#### Material shown ####
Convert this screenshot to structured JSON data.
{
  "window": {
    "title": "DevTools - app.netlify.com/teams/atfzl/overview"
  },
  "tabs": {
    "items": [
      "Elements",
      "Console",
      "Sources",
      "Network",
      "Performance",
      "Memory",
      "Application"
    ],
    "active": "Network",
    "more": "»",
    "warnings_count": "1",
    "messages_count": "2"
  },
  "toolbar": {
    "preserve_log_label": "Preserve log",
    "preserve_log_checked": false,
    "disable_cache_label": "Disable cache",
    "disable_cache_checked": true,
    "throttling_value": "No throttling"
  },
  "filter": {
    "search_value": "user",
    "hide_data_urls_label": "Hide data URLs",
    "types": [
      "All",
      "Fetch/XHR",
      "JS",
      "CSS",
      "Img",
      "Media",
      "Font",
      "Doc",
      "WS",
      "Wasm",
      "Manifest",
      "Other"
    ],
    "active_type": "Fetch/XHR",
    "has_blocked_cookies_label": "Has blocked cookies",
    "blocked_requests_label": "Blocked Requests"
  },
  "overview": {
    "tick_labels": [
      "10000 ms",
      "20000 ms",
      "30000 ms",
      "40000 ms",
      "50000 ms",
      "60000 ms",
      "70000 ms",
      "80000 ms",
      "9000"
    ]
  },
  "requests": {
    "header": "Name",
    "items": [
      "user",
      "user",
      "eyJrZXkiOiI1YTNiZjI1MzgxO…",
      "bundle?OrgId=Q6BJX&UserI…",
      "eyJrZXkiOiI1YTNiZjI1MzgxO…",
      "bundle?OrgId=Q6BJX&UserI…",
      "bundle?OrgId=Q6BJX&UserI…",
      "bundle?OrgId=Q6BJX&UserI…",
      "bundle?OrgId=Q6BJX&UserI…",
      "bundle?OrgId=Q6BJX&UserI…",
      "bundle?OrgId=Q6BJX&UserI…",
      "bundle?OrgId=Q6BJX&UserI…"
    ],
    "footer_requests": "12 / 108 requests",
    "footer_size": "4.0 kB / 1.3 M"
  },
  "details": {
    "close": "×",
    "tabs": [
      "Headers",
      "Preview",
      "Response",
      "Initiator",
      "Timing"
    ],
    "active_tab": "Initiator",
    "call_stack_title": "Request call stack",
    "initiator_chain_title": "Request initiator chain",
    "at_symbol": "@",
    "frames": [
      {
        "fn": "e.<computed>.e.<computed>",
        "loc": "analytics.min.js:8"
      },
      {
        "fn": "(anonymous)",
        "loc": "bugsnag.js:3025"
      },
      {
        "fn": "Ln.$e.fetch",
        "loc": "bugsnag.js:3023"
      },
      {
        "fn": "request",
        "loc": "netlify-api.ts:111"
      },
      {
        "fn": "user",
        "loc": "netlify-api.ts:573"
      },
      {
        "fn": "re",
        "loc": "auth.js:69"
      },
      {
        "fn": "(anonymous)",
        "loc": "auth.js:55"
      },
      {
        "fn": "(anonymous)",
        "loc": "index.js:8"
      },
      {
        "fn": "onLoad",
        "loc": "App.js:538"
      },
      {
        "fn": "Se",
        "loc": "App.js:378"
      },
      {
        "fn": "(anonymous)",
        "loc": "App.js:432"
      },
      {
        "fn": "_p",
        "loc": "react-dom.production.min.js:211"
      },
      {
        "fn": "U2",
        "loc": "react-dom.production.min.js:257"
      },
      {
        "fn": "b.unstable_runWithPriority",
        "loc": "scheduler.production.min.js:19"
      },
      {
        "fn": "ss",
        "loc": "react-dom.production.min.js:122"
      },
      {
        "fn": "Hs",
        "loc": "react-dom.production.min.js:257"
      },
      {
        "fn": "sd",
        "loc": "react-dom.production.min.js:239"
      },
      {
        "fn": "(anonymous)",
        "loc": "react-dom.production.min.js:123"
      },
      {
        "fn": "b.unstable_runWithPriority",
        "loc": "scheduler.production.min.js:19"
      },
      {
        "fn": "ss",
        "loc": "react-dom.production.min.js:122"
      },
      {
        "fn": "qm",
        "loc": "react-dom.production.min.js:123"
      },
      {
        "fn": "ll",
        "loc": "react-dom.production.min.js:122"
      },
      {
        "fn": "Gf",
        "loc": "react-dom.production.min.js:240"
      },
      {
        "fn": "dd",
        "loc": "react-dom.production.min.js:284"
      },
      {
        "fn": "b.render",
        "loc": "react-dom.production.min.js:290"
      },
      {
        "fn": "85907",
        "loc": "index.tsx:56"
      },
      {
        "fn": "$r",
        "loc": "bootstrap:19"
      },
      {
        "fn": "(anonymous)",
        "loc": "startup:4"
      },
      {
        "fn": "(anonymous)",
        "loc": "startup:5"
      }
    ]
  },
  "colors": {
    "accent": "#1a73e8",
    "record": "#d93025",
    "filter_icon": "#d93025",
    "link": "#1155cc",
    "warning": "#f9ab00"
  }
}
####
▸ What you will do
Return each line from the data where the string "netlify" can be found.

▸ Answer to this problem
    "title": "DevTools - app.netlify.com/teams/atfzl/overview"
        "loc": "netlify-api.ts:111"
        "loc": "netlify-api.ts:573"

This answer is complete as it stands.